▶ EXTRACTED MATERIAL:
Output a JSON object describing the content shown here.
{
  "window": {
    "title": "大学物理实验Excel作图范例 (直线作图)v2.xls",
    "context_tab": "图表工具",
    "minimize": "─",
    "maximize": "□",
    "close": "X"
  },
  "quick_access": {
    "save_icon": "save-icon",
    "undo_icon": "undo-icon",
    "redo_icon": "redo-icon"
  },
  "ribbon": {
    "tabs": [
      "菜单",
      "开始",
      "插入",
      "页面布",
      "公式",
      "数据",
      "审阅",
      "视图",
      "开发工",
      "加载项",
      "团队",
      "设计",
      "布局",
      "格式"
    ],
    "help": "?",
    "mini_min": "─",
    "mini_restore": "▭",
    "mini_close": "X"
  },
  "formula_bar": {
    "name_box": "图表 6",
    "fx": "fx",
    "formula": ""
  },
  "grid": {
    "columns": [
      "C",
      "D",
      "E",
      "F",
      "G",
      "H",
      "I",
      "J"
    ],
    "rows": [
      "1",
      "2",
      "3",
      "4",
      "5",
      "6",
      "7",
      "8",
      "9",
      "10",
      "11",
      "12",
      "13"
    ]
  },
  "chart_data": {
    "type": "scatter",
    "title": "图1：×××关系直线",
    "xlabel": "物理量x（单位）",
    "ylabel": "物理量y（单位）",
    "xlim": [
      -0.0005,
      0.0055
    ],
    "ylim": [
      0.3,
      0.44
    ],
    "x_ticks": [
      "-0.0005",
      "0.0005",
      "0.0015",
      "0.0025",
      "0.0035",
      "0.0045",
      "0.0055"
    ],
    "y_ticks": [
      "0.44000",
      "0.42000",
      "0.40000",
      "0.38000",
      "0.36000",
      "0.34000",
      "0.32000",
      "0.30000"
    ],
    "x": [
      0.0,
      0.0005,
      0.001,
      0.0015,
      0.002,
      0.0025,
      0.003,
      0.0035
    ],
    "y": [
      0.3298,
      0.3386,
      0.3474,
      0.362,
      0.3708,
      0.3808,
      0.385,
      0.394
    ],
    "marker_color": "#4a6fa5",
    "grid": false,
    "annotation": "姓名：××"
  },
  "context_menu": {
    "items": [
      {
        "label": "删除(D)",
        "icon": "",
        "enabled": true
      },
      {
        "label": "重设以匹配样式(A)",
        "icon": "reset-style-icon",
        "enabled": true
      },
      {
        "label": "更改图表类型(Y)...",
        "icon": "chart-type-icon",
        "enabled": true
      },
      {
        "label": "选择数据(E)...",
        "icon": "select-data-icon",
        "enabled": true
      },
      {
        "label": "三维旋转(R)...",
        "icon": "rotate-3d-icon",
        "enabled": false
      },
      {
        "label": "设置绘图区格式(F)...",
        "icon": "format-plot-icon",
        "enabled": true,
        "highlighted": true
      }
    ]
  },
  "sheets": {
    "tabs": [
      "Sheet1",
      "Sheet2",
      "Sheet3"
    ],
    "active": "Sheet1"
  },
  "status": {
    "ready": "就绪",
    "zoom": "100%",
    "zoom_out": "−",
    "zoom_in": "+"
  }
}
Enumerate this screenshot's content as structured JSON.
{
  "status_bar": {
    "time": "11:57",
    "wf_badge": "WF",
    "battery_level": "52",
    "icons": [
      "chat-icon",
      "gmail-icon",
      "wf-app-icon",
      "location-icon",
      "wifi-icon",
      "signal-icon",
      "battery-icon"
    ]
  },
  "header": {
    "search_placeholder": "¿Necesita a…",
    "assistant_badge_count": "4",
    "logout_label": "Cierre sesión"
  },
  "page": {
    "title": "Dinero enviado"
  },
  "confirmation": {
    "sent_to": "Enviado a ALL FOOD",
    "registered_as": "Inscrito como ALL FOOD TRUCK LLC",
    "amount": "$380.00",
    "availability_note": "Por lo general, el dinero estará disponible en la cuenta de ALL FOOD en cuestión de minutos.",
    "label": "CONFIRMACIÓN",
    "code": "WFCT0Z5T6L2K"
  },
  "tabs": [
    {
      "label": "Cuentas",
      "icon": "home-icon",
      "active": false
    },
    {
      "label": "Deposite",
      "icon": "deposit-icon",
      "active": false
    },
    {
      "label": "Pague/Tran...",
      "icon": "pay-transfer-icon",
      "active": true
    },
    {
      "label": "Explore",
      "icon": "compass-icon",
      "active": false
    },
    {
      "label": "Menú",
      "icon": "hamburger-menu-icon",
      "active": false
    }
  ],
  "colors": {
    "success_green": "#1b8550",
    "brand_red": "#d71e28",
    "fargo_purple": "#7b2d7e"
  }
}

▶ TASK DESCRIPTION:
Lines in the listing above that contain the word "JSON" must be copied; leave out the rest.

▶ TASK RESULT:
Output a JSON object describing the content shown here.
Enumerate this screenshot's content as structured JSON.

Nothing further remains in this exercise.